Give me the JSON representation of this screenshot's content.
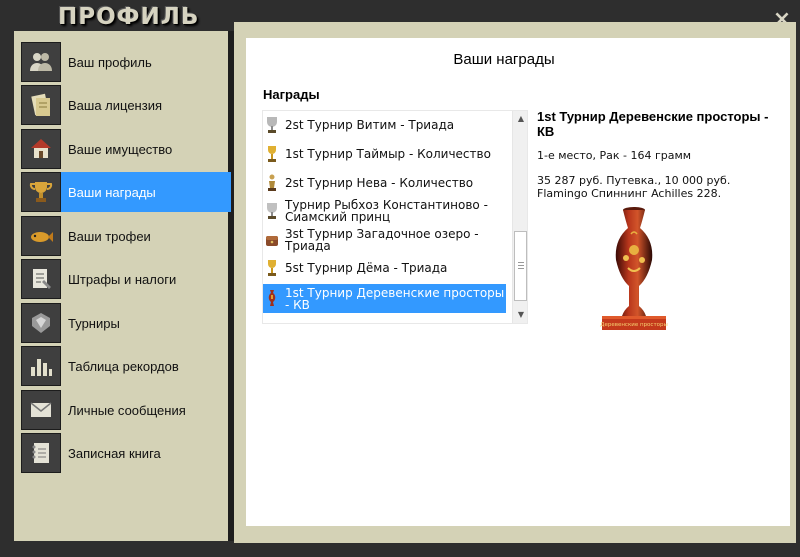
{
  "window": {
    "title": "ПРОФИЛЬ",
    "close_label": "×"
  },
  "sidebar": {
    "items": [
      {
        "label": "Ваш профиль",
        "icon": "users-icon",
        "active": false
      },
      {
        "label": "Ваша лицензия",
        "icon": "license-icon",
        "active": false
      },
      {
        "label": "Ваше имущество",
        "icon": "house-icon",
        "active": false
      },
      {
        "label": "Ваши награды",
        "icon": "trophy-icon",
        "active": true
      },
      {
        "label": "Ваши трофеи",
        "icon": "fish-icon",
        "active": false
      },
      {
        "label": "Штрафы и налоги",
        "icon": "document-icon",
        "active": false
      },
      {
        "label": "Турниры",
        "icon": "badge-icon",
        "active": false
      },
      {
        "label": "Таблица рекордов",
        "icon": "bar-chart-icon",
        "active": false
      },
      {
        "label": "Личные сообщения",
        "icon": "envelope-icon",
        "active": false
      },
      {
        "label": "Записная книга",
        "icon": "notebook-icon",
        "active": false
      }
    ]
  },
  "main": {
    "title": "Ваши награды",
    "section_heading": "Награды",
    "awards": [
      {
        "label": "2st Турнир Витим - Триада",
        "icon": "silver-cup-icon",
        "selected": false
      },
      {
        "label": "1st Турнир Таймыр - Количество",
        "icon": "gold-cup-icon",
        "selected": false
      },
      {
        "label": "2st Турнир Нева - Количество",
        "icon": "silver-statue-icon",
        "selected": false
      },
      {
        "label": "Турнир Рыбхоз Константиново - Сиамский принц",
        "icon": "silver-cup-icon",
        "selected": false
      },
      {
        "label": "3st Турнир Загадочное озеро - Триада",
        "icon": "bronze-chest-icon",
        "selected": false
      },
      {
        "label": "5st Турнир Дёма - Триада",
        "icon": "gold-cup-icon",
        "selected": false
      },
      {
        "label": "1st Турнир Деревенские просторы - КВ",
        "icon": "vase-icon",
        "selected": true
      }
    ],
    "detail": {
      "title": "1st Турнир Деревенские просторы - КВ",
      "place": "1-е место, Рак - 164 грамм",
      "prize": "35 287 руб. Путевка., 10 000 руб. Flamingo Спиннинг Achilles 228.",
      "image_caption": "Деревенские просторы"
    }
  },
  "colors": {
    "accent": "#3399ff",
    "frame": "#d4d2b6",
    "background": "#2e2e2e"
  }
}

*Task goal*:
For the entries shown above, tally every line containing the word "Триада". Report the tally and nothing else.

*Response to this task*:
3